From Keith Trent, Duke Energy's chief strategy, policy and regulatory officer:

The United States could become addicted to imported liquefied natural gas as electric utilities are forced to use more of this fuel to meet our growing demand for electricity. If Congress isn't careful in the way it regulates carbon dioxide, consumers will see electric rates driven up because natural gas prices will be tied to the world price for oil.

LNG is extracted overseas, largely in oil-rich nations. It is liquefied by freezing it to minus 260 degrees Fahrenheit, loaded onto a tanker and transported to the highest bidder. When it reaches U.S. shores, it is warmed, regasified and sent through high pressure pipelines to consumers.
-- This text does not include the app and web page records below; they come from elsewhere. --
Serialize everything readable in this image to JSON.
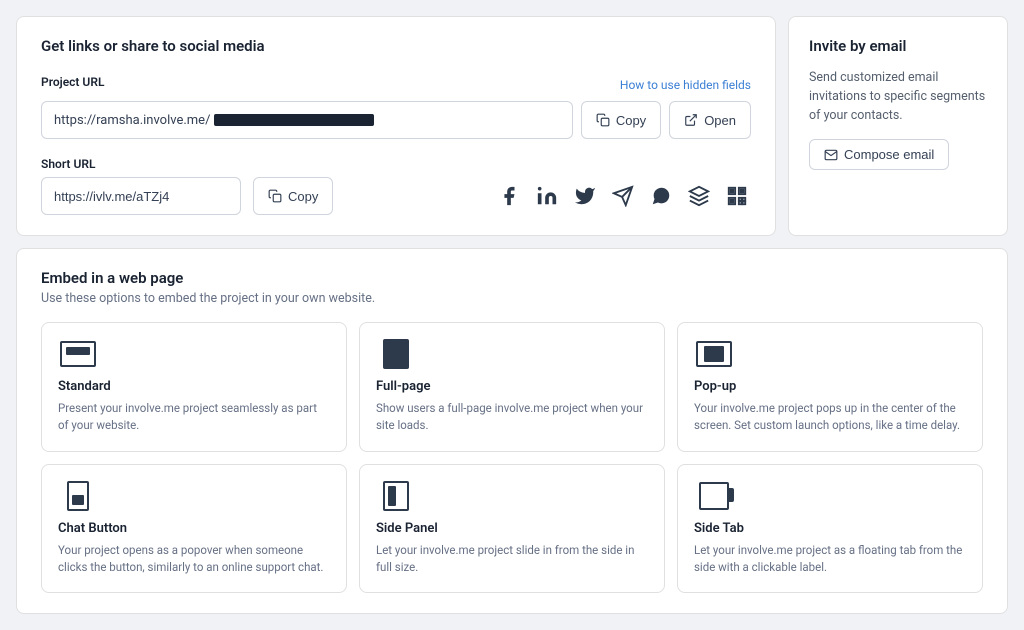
{
  "share_panel": {
    "title": "Get links or share to social media",
    "project_url_label": "Project URL",
    "hidden_fields_link": "How to use hidden fields",
    "project_url_value": "https://ramsha.involve.me/",
    "copy_btn_label": "Copy",
    "open_btn_label": "Open",
    "short_url_label": "Short URL",
    "short_url_value": "https://ivlv.me/aTZj4",
    "short_copy_btn_label": "Copy"
  },
  "invite_panel": {
    "title": "Invite by email",
    "description": "Send customized email invitations to specific segments of your contacts.",
    "compose_btn_label": "Compose email"
  },
  "embed_panel": {
    "title": "Embed in a web page",
    "subtitle": "Use these options to embed the project in your own website.",
    "cards": [
      {
        "id": "standard",
        "title": "Standard",
        "description": "Present your involve.me project seamlessly as part of your website."
      },
      {
        "id": "fullpage",
        "title": "Full-page",
        "description": "Show users a full-page involve.me project when your site loads."
      },
      {
        "id": "popup",
        "title": "Pop-up",
        "description": "Your involve.me project pops up in the center of the screen. Set custom launch options, like a time delay."
      },
      {
        "id": "chat",
        "title": "Chat Button",
        "description": "Your project opens as a popover when someone clicks the button, similarly to an online support chat."
      },
      {
        "id": "sidepanel",
        "title": "Side Panel",
        "description": "Let your involve.me project slide in from the side in full size."
      },
      {
        "id": "sidetab",
        "title": "Side Tab",
        "description": "Let your involve.me project as a floating tab from the side with a clickable label."
      }
    ]
  },
  "social_icons": [
    {
      "id": "facebook",
      "symbol": "f",
      "label": "Facebook"
    },
    {
      "id": "linkedin",
      "symbol": "in",
      "label": "LinkedIn"
    },
    {
      "id": "twitter",
      "symbol": "t",
      "label": "Twitter"
    },
    {
      "id": "telegram",
      "symbol": "✈",
      "label": "Telegram"
    },
    {
      "id": "whatsapp",
      "symbol": "w",
      "label": "WhatsApp"
    },
    {
      "id": "buffer",
      "symbol": "≡",
      "label": "Buffer"
    },
    {
      "id": "qr",
      "symbol": "⊞",
      "label": "QR Code"
    }
  ]
}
It currently supplies about 8 percent of the world natural gas market, but if the global marketplace continues to develop at its current pace, that's expected to be over 20 percent by 2025. Relying more on LNG forces the U.S. to compete with Europe, Australia and Asia for this valuable commodity. If this isn't troubling enough, consider that Russia, Iran and Qatar have over half the world's gas reserves.

Fueled by cheap prices, lower investment costs and the fuel's lower emissions, the late '90s saw a surge of natural gas power plants. Nearly 90 percent of the U.S. power generation capacity added since 1998 is natural gas-fired. Already, some areas use natural gas to generate a large portion of their electricity – nearly 50 percent of the power in California and Texas and 40 percent in Florida.
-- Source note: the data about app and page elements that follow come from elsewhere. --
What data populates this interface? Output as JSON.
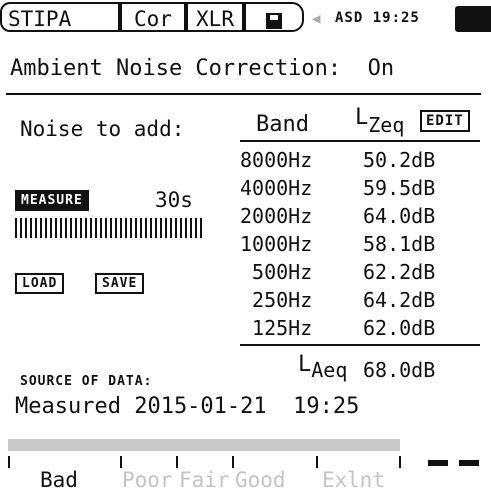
{
  "topbar": {
    "mode_tab": "STIPA",
    "cor_tab": "Cor",
    "xlr_tab": "XLR",
    "save_icon": "floppy-disk-icon",
    "speaker_icon": "speaker-icon",
    "status_text": "ASD 19:25",
    "battery_icon": "battery-icon"
  },
  "title": "Ambient Noise Correction:  On",
  "left": {
    "noise_label": "Noise to add:",
    "measure_button": "MEASURE",
    "duration": "30s",
    "load_button": "LOAD",
    "save_button": "SAVE",
    "source_label": "SOURCE OF DATA:",
    "source_value": "Measured 2015-01-21  19:25"
  },
  "table": {
    "band_header": "Band",
    "leq_header_main": "L",
    "leq_header_sub": "Zeq",
    "edit_button": "EDIT",
    "rows": [
      {
        "band": "8000Hz",
        "value": "50.2dB"
      },
      {
        "band": "4000Hz",
        "value": "59.5dB"
      },
      {
        "band": "2000Hz",
        "value": "64.0dB"
      },
      {
        "band": "1000Hz",
        "value": "58.1dB"
      },
      {
        "band": " 500Hz",
        "value": "62.2dB"
      },
      {
        "band": " 250Hz",
        "value": "64.2dB"
      },
      {
        "band": " 125Hz",
        "value": "62.0dB"
      }
    ],
    "laeq_label_main": "L",
    "laeq_label_sub": "Aeq",
    "laeq_value": "68.0dB"
  },
  "scale": {
    "labels": [
      "Bad",
      "Poor",
      "Fair",
      "Good",
      "Ex",
      "lnt"
    ],
    "active": "Bad",
    "colors": {
      "active": "#111111",
      "inactive": "#c4c4c4"
    }
  }
}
Two years ago, Congress renewed the 25-year moratorium on domestic oil and natural gas drilling on the Outer Continental Shelf, effectively making unavailable a major domestic supply of natural gas that could help meet U.S. energy needs. LNG will be all that's left to make up the shortfall.

There's a better way.

We urgently need climate change legislation, but it must be done correctly. It must jump-start the commercial development of CO {-2} capture and storage technologies that will help us burn coal more cleanly. It must encourage the development of more nuclear power plants and resolve the nuclear spent fuel issue. It must dramatically increase renewable energy research and development dollars. At the state level, we must change the way electric utilities and their customers approach energy efficiency.

Consumers are already hooked on gasoline. They shouldn't face addiction to another fuel because of policies that don't balance our energy, economic and environmental needs.